I use a number of different energy bars over the course of the year in my cycling. I think they are a great idea for any of the endurance sports like running, swimming or biking. This will be the first of a series of posts on energy bars.

Fruit Smoothie PowerBars

As I ride in the morning after breakfast, an hour of riding burns off around the 500 calories I had for breakfast, so an energy bar is more of a necessity than a treat. Their composition also includes sodium to replace the salt you lost in sweat.

The first ones I tried were PowerBars because Chris Carmichael of Lance Armstrong fame endorses them.

The two PowerBars here are the latest ones I have found and I think they are delicious. Actually, taste isn’t so relevant, as they do the job intended. They are of a taffy-like substance that you tear off with your teeth. In the cold weather I have found they get hard so I have to try to warm them up to eat outdoors. In the warm weather they have the perfect (for me) consistency.

It says on the back of the bar wrapper, “This bar is a great choice for use before and during higher intensity competitions or training sessions like running, cycling and swimming. It’s formulated to be easy to digest….”

Nutritionally, a bar has 220 calories, 3.5 grams of fat, 0.5 grams of saturated fat, no cholesterol, 180 mg of sodium, 80 mg of potassium, 43 grams of carbohydrates, less than one gram of fiber and 6 grams of protein. A bar weight 2.01 ounces 57 grams, so it is a very compact portion size.

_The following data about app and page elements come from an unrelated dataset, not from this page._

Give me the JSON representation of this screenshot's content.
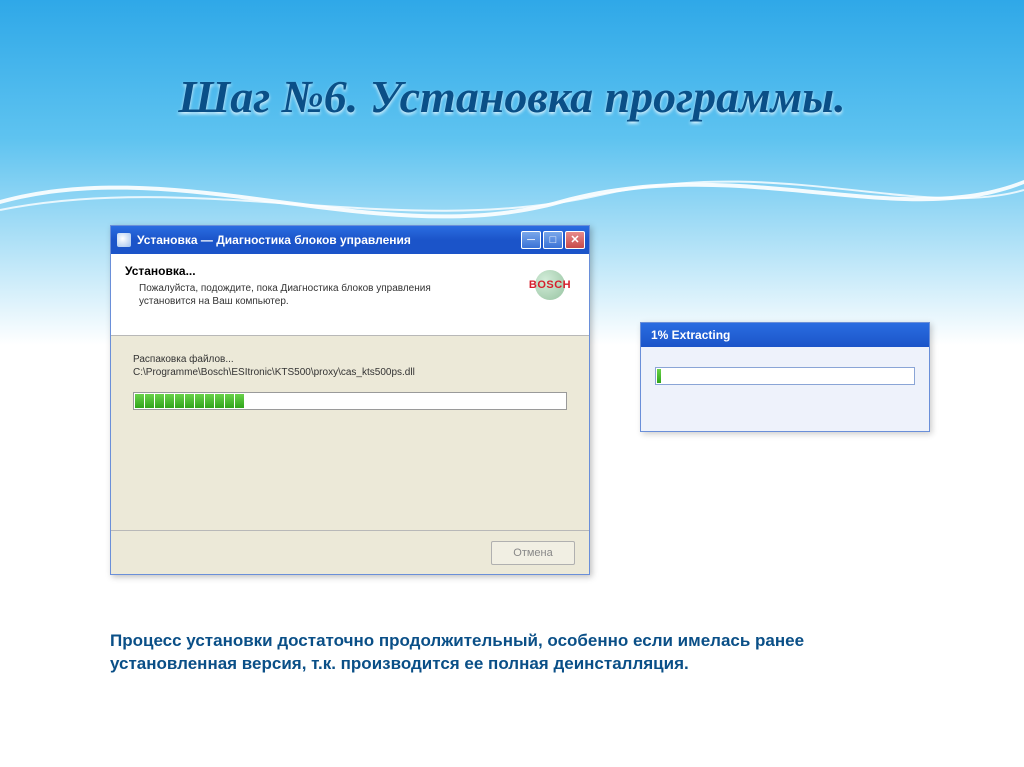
{
  "slide": {
    "title": "Шаг №6. Установка программы."
  },
  "installer": {
    "window_title": "Установка — Диагностика блоков управления",
    "heading": "Установка...",
    "subtext": "Пожалуйста, подождите, пока Диагностика блоков управления установится на Ваш компьютер.",
    "status_line": "Распаковка файлов...",
    "file_path": "C:\\Programme\\Bosch\\ESItronic\\KTS500\\proxy\\cas_kts500ps.dll",
    "cancel_label": "Отмена",
    "logo_text": "BOSCH",
    "progress_segments": 11
  },
  "extract": {
    "title": "1% Extracting"
  },
  "caption": {
    "text": "Процесс установки достаточно продолжительный, особенно если имелась ранее установленная версия, т.к. производится ее полная деинсталляция."
  }
}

Filed under energy bars, Exercise, healthy eating, men and healthy eating, portion size